|Gareth Lee - Victim of Christianity|
A Belfast Court has ruled that Christians are not exempt from Northern Ireland's equality laws and free to discriminate, as they had claimed. This ruling establishes the principle that a person's religion does not entitle them to victimise those with whom they disagree or those with a lifestyle of which they disapprove.
It is illegal in Northern Ireland, under UK (and European) Human Rights law to discriminate against a person in the provision of goods and services on the grounds of their sexuality (amongst other things).
Reader may remember me reporting on this case last November when the story first made the news. Briefly, Ashers, a bakery from County Antrim had refused to bake and decorate a cake for gay rights activist, Gareth Lee, because he had wanted the slogan "Support Gay Marriage" included in the decoration along with a picture of Bert and Ernie from Sesame Street and the logo of the Queerspace organisation. Same sex marriage is still not legal in Northern Ireland and the cake was to be part of a campaign to have it legalised.
The case against Ashers was supported by the Equalities & Human Rights Commision, the statutory body established by Parliament to promote equality in the UK.
Ashers initially accepted the order but then declined on the grounds that it went again the owner's 'sincerely held religious beliefs'. They argued in court that their rights as Christians should take precedence over those of gay people (and by implication the rights of anyone else with whom they disagreed). In keeping with similar decisions in the UK Supreme Court and the European Court of Human Rights, the judge ruled that this was a clear case of discrimination and so was illegal.
As expected, fundamentalist Christians are incensed by the ruling. Creationist and DUP MLA, Paul Givan, pre-empted this ruling by proposing a 'conscience clause' which would have the effect of allowing anyone to discriminate against anyone else if they could claim a sincerly held religious belief to excuse it. Northern Ireland used to epitomise what happens when a group of people with a sincerely held religious belief that Ulster should be 'a Protestant state for a Protestant People' and that Catholics should be denied basic democratic rights, hold a monopoly on political power. Some Protestants are still having difficulty coming to terms with having to treat Catholics as full human beings.

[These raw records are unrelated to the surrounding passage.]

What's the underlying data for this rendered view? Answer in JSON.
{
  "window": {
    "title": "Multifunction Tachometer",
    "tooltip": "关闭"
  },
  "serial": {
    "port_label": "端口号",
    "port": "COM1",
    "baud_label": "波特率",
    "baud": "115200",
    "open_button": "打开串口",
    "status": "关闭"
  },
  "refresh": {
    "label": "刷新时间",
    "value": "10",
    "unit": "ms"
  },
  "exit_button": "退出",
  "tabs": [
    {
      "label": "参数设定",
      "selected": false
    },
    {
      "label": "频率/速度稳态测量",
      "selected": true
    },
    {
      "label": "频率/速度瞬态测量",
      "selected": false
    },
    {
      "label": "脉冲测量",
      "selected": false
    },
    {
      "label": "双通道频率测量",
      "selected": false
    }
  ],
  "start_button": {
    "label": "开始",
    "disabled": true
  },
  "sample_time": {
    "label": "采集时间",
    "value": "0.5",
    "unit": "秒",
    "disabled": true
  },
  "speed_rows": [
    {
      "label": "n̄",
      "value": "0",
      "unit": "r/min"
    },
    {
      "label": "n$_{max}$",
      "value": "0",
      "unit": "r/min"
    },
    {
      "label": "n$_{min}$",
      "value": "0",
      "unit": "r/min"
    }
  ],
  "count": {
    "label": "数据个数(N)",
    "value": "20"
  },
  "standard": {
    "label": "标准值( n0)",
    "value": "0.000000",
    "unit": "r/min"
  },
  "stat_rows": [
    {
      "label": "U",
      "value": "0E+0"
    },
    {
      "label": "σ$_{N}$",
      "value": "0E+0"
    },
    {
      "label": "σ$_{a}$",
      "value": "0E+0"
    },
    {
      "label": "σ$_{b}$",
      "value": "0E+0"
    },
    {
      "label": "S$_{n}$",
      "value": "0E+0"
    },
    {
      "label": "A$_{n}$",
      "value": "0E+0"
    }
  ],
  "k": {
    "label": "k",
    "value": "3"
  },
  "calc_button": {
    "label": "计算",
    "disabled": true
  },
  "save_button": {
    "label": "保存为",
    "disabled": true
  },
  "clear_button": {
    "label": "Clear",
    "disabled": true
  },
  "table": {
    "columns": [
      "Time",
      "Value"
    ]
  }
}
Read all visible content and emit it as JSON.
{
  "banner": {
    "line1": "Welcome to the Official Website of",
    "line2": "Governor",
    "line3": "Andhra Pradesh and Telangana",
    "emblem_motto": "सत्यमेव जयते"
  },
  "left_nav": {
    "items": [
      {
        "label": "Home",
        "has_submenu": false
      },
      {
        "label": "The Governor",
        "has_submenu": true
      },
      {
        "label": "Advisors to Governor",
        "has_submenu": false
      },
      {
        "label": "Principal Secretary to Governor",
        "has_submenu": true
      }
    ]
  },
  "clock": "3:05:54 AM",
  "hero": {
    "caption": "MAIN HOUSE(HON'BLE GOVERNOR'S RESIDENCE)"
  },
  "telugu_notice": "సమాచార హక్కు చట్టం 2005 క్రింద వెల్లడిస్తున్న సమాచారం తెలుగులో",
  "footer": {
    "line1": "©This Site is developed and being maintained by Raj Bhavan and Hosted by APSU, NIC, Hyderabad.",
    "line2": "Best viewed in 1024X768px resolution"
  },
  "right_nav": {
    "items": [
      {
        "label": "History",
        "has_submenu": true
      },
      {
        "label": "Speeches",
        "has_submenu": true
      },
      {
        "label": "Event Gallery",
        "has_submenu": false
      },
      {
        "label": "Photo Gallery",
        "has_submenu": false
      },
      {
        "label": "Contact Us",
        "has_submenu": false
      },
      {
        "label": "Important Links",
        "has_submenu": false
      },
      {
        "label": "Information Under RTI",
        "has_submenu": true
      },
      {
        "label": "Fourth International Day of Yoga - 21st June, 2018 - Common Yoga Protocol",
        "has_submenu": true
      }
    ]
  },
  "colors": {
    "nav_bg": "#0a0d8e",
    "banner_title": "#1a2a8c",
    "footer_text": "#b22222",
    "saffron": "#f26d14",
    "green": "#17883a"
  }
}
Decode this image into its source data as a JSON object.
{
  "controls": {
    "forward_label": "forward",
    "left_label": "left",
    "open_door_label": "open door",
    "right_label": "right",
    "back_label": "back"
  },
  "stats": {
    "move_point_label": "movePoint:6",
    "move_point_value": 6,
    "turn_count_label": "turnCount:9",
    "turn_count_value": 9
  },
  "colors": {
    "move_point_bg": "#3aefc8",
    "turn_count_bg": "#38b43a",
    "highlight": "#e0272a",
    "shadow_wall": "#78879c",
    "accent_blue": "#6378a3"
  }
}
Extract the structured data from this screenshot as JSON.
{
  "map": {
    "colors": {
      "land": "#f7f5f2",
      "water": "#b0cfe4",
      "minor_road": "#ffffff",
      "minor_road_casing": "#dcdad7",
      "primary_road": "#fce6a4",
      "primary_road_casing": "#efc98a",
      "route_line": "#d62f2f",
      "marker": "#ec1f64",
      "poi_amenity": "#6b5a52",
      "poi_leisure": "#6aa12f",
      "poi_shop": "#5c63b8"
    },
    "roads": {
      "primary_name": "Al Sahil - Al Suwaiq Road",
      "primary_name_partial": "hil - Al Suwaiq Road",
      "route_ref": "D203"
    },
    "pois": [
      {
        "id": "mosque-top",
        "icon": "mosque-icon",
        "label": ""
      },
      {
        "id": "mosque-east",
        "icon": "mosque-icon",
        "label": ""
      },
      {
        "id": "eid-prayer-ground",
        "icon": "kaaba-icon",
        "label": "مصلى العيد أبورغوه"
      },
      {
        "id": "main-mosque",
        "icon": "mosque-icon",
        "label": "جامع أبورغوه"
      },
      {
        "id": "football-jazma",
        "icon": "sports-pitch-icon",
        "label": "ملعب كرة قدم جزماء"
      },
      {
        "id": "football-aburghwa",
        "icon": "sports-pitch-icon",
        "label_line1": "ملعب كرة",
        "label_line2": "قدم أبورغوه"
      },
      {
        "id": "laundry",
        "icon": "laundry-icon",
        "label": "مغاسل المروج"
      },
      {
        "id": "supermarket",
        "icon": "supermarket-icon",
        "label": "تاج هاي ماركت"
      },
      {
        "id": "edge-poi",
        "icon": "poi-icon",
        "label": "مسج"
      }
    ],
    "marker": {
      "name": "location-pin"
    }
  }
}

Paul Given has a track record of abusing power to try to impose his 'sincerely held' creationist fundamentalism on people. As a member of Lisburn City Council he tried to get creationism taught as science in Lisburn's schools. He is on the board of governors of two primary schools. Last year he showed his contempt for equalities legislation when, as Chair of Stormont's Justice Committee, he allegedly abused a prostitute invited to give evidence to the committee on proposed changes to legislation by asking her how much she charged and accusing her of discriminating against disabled people by not offering them a discount.
Coincidentally, the Republic of Ireland is due to vote in a referendum on Friday on the question of legalising same-sex marriages. Opinion polls suggest a substantial majority for a 'Yes' vote but the result may be closer than many people expect. Ireland has a habit of returning unexpected results in referenda. Nevertheless, the fact that the vote is being held at all in the Republic and that a substantial number (maybe a large majority) of people are in favour of same-sex marriages would have been unthinkable even twenty years ago and signifies just how far Humanist ideas have penetrated Irish society as the once all-pervasive Catholic Church heads into oblivion and Ireland follows the rest of Europe into secular humanism.